[Entries taken from a collection]
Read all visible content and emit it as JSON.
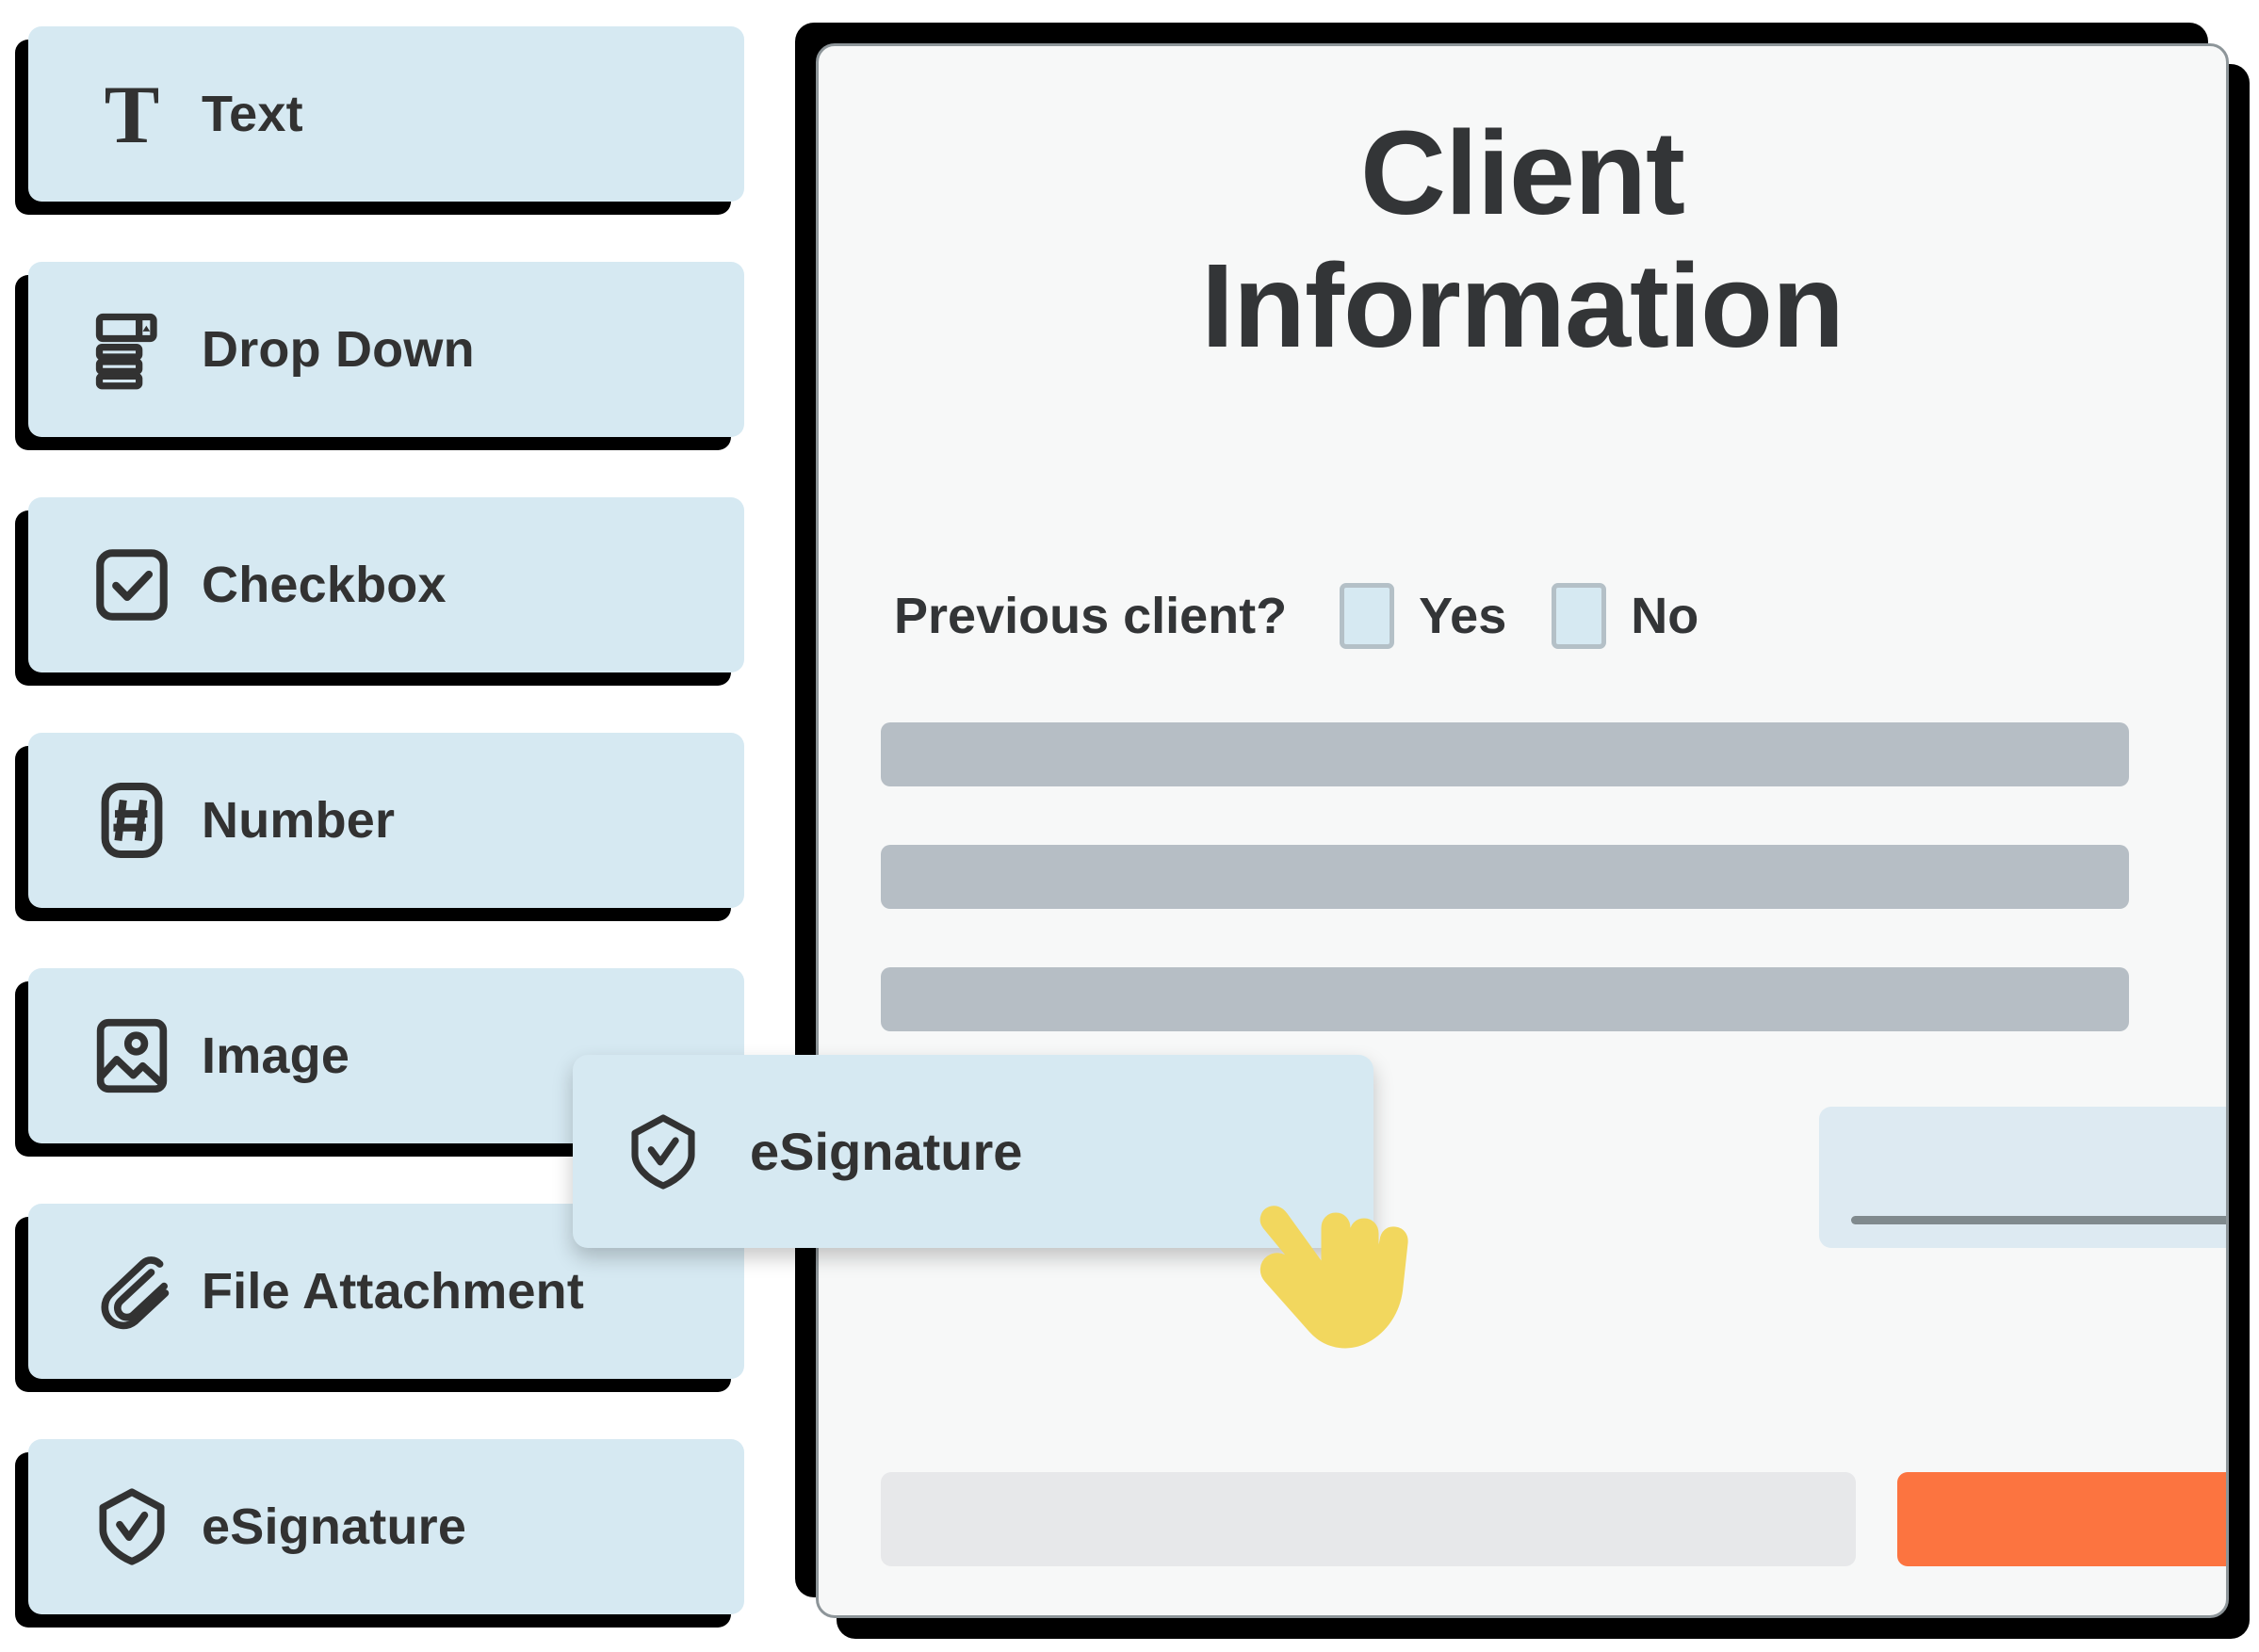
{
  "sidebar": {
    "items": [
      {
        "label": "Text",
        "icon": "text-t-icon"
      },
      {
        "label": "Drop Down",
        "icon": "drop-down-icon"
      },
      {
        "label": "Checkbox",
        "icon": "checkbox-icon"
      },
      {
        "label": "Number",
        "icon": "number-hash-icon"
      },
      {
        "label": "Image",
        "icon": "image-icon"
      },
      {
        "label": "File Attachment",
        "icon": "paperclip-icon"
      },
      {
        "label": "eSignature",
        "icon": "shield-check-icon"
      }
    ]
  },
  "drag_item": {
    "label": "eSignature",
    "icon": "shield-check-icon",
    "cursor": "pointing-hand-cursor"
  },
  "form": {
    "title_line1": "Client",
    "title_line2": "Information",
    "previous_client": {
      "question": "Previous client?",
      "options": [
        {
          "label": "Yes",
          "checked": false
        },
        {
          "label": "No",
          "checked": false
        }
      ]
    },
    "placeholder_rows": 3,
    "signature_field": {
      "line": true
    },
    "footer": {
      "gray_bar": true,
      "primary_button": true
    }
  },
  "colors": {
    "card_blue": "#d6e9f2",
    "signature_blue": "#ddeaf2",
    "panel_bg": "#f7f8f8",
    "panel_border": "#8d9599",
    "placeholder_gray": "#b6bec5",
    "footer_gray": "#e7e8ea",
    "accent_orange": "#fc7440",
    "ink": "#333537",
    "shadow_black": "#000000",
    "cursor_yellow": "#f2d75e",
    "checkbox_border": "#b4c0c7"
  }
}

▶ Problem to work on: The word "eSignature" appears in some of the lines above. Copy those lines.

▶ Task output:
        "label": "eSignature",
    "label": "eSignature",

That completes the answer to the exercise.